Human Revolution begins clumsily and in at least that sense it’s a true successor to the first game. Whereas 2000’s ‘thinking man’s shooter’ dropped the player off at a terrorist-occupied Statue of Liberty with barely more than a pat on the back, Eidos’ prequel over-eggs the orientation, locking the player into a series of technobabble-filled cutscenes and on-rails sequences that hurriedly set the scene. The year is 2027 and you are Adam Jensen, part-time World’s Gruffest Cyborg contender, full-time security chief at Sarif Industries – a biotech firm on the verge of a seminal announcement. Not everyone is eager to see this come to pass, and the violent persecution of Sarif Industries by forces unknown becomes the main thrust of your investigation.
Once the exposition settles down and you are finally allowed to forge your own path through the streets of seedy, derelict Detroit, the plot against Sarif begins to unravel, embroiling first the local corrupt cops, terrorist cells, shady government outfits, avaricious corporations and beyond. It’s a gripping narrative, and one which feels all the more significant and personal by dint of the player’s own detective work – turfing through conspirators’ desktops and misplaced PDAs, connecting the dots between email headers and factional interests.
The narrative stretches across two major civilian hubs and many more mission locations besides. The crumbling Detroit is your first playground, and then later the smog and neon of Heng Sha island – and though both feel claustrophobic in comparison to the open-world cities of other games, they are nonetheless a sizeable sprawl, densely populated with interactivity, drawn with a squalid sort of beauty and peopled by colourful, well-drawn characters.
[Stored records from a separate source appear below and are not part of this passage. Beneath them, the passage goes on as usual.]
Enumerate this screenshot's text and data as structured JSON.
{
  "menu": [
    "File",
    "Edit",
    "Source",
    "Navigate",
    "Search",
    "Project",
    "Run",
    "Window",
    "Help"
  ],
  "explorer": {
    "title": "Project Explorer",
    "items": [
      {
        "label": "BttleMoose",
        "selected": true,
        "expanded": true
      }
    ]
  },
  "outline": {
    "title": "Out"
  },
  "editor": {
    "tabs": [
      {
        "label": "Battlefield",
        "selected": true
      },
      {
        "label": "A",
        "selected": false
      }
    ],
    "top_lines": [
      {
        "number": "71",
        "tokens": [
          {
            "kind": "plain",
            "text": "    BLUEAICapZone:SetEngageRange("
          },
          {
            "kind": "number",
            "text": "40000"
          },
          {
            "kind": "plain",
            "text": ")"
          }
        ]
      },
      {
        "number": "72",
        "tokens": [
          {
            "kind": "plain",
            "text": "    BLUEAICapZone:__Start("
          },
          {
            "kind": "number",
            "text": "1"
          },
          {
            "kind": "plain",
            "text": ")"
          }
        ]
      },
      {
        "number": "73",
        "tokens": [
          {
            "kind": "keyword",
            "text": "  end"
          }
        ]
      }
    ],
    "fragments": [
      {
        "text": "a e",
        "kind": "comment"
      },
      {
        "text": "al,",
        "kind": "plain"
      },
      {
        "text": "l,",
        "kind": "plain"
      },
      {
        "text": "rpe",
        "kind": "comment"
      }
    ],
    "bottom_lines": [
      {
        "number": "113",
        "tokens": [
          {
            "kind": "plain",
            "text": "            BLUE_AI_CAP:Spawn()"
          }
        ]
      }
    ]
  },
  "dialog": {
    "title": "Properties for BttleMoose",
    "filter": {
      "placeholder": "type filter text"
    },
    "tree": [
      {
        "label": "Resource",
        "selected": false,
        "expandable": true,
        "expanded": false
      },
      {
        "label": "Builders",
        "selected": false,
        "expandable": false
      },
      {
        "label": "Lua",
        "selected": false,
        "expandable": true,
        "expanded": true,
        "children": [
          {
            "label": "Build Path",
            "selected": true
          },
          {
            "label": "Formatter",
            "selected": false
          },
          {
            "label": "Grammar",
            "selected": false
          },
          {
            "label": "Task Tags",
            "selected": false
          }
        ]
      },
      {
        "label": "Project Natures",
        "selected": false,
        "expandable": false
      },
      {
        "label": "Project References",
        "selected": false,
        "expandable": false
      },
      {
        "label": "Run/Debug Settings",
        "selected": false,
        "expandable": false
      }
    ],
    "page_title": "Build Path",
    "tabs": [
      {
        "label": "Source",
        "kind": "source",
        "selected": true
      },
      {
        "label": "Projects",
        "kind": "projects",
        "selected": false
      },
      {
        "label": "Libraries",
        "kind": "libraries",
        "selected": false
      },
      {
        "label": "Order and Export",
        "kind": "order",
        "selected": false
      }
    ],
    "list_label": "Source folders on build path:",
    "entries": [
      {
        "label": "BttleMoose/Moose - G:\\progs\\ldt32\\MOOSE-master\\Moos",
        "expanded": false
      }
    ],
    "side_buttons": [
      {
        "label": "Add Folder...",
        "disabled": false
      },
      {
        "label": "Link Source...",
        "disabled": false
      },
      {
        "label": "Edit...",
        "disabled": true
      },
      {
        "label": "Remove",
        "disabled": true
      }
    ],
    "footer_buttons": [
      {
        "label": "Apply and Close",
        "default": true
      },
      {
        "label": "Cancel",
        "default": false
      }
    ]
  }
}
The chippy systems specialist Pritchard is the most frequent voice in your ear, and an uncertain ally, while the tomboyish pilot Malik is a more obviously sympathetic figure. Then there’s David Sarif himself, every bit the swaggering CEO, with his authority, easy charm and warmth concealing… what, exactly? While voice acting wavers among the bit-parts, and the script is sometimes leaden, sometimes cartoonish, the principle characters deliver a strong showing. You even warm to Jensen, who manages to be a perpetual misery guts regardless of your dialogue choices, and despite the fact he sounds like Timothy Olyphant impersonating Clint Eastwood recording a voiceover for an especially listless sat-nav.
The story is, dare we say it, probably a better yarn than that delivered by the first game. Its themes are certainly more relevant. While Deus Ex was more consciously a pastiche, starting with the premise that every conspiracy theory is true and spiralling off into hysteria about aliens, Human Revolution focuses on more immediate and credible issues surrounding transhumanism – its effect on morality, the vast social inequalities it will create and how the powerful will seek to subvert its potential to their own ends. And the game is particularly good at illustrating how power sustains itself through illicit collaboration between corporations, governments and the media. You only need to turn on the TV to see how relevant that is.